Up until that time, public schools in New York, like most of the country, were openly Protestant and much of the material used was virulently (the program's term) anti-Catholic. Not surprisingly, Catholic parents weren't sending their kids to school. Bishop Hughes argued that, under the Constitution, each child should have an equal right to an education and, because of this, religion shouldn't be taught in the public schools. He lost a public debate on this, then turned to the ballot box by endorsing local candidates who agreed with him (something that wouldn't be done today). A number of "his" candidates won, and the measure to remove religious education from New York City public schools passed by one vote. Following this, there were violent (literally) reactions against Catholic locations - by good Christians, I'm sure.
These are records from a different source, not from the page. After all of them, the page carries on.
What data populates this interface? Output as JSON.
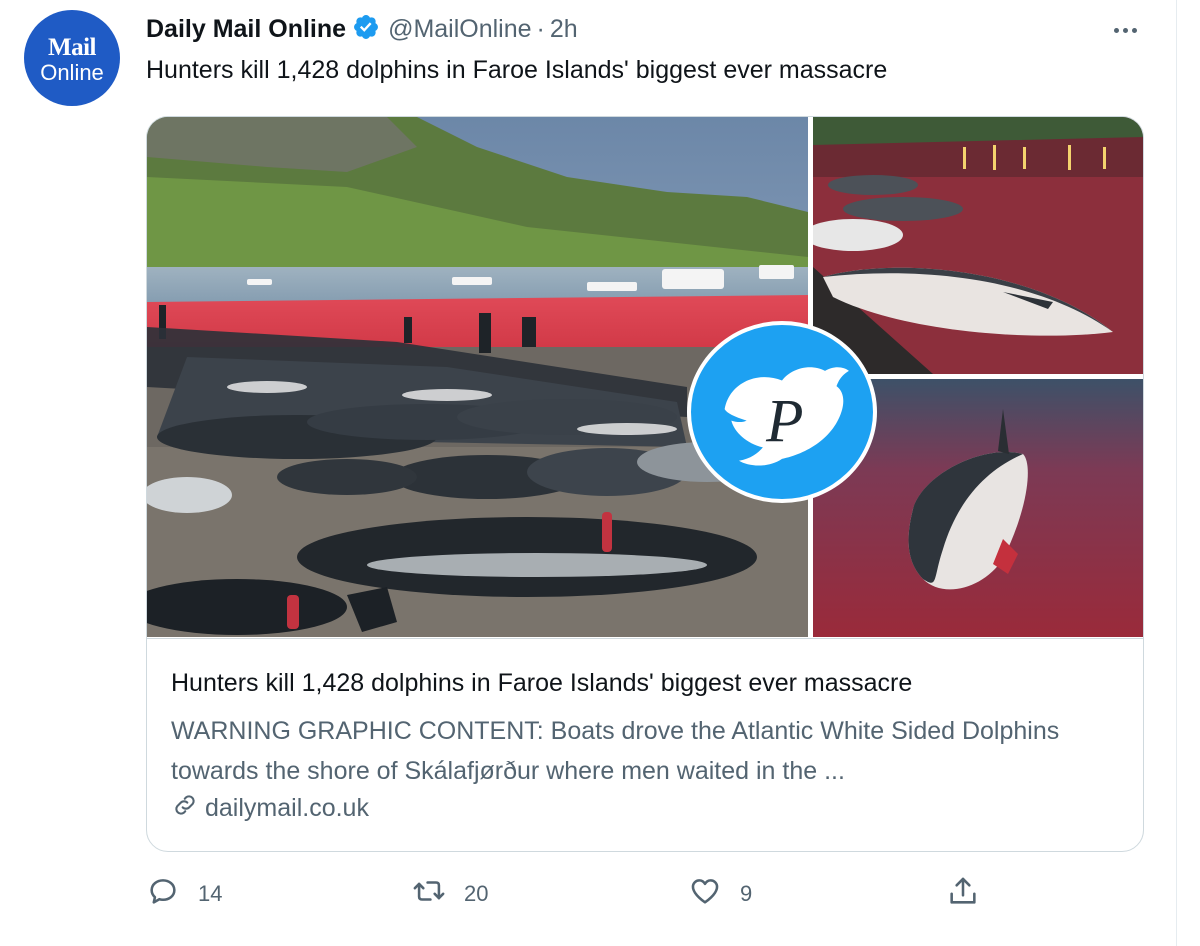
{
  "avatar": {
    "line1": "Mail",
    "line2": "Online"
  },
  "author": {
    "name": "Daily Mail Online",
    "handle": "@MailOnline",
    "separator": "·",
    "time": "2h",
    "verified_icon": "verified-badge-icon"
  },
  "tweet": {
    "text": "Hunters kill 1,428 dolphins in Faroe Islands' biggest ever massacre"
  },
  "card": {
    "title": "Hunters kill 1,428 dolphins in Faroe Islands' biggest ever massacre",
    "description": "WARNING GRAPHIC CONTENT: Boats drove the Atlantic White Sided Dolphins towards the shore of Skálafjørður where men waited in the ...",
    "domain": "dailymail.co.uk",
    "domain_icon": "link-icon",
    "watermark_letter": "P"
  },
  "actions": {
    "reply_count": "14",
    "retweet_count": "20",
    "like_count": "9"
  },
  "colors": {
    "accent": "#1d9bf0",
    "avatar_bg": "#1f5bc5",
    "secondary_text": "#536471",
    "border": "#cfd9de"
  }
}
A couple of things to note about this: There was no court case involved, so no other school district was in any way obliged to follow New York's example. Since the PBS program concentrated on specific stories, it didn't say much about how/if the idea spread. (There was a story told of the son of an atheist - decades later - sitting in the hallway while other students received religious education from their own pastors during the school day.) And taking religious education out of the public schools wasn't the same thing as removing prayer from public schools; that didn't come until much later, and the effort wasn't led by Catholics but by a group of Jewish parents (whose homes were violently attacked - by good Christians, I'm sure). It should also be mentioned that, during the time he was pressing his case, Bishop Hughes raised enough money to open a dozen Catholic schools, so the Catholics of New York weren't depending on the public schools to do everything.
Bishop Hughes and his family, like many Irish, had immigrated to the United States to escape religious persecution. He was especially insistent on his work regarding the public schools because he felt he was making the nation live up to what it said in the Declaration of Independence and the Constitution. He considered his a very American stand. The Bill of Rights is specifically meant to protect the rights of minorities. Without that protection, a democracy could be a dangerous place for anyone who's different from the majority. During the section of the program on the Supreme Court declaration that prayer in the public schools was unconstitutional, Billy Graham was shown saying that, if a vote were taken, 80% of Americans would vote to keep prayer in the public schools.* It was that other 20% that the Court ruling - and the First Amendment - protected. When my acquaintance made the point that most parents were Christians and the majority should rule, I asked him how he'd feel about that argument if he were sending his child to a public school in a predominantly Islamic or Hindu community.
I also reminded him that Catholic schools came into being for a real reason - to allow Catholic children to escape the rule of the majority that made public schools into Protestant institutions. My aunt was denied a job teaching in a public school system during the 1930's because (as she was told to her face) "We don't hire any damn Catholics." If any group should be standing up for the separation of religion and state, it's Catholics.
*Later on, there was a very interesting part of the program on how hard Billy Graham worked (behind the scenes) to keep JFK from being elected President, solely because he was Catholic.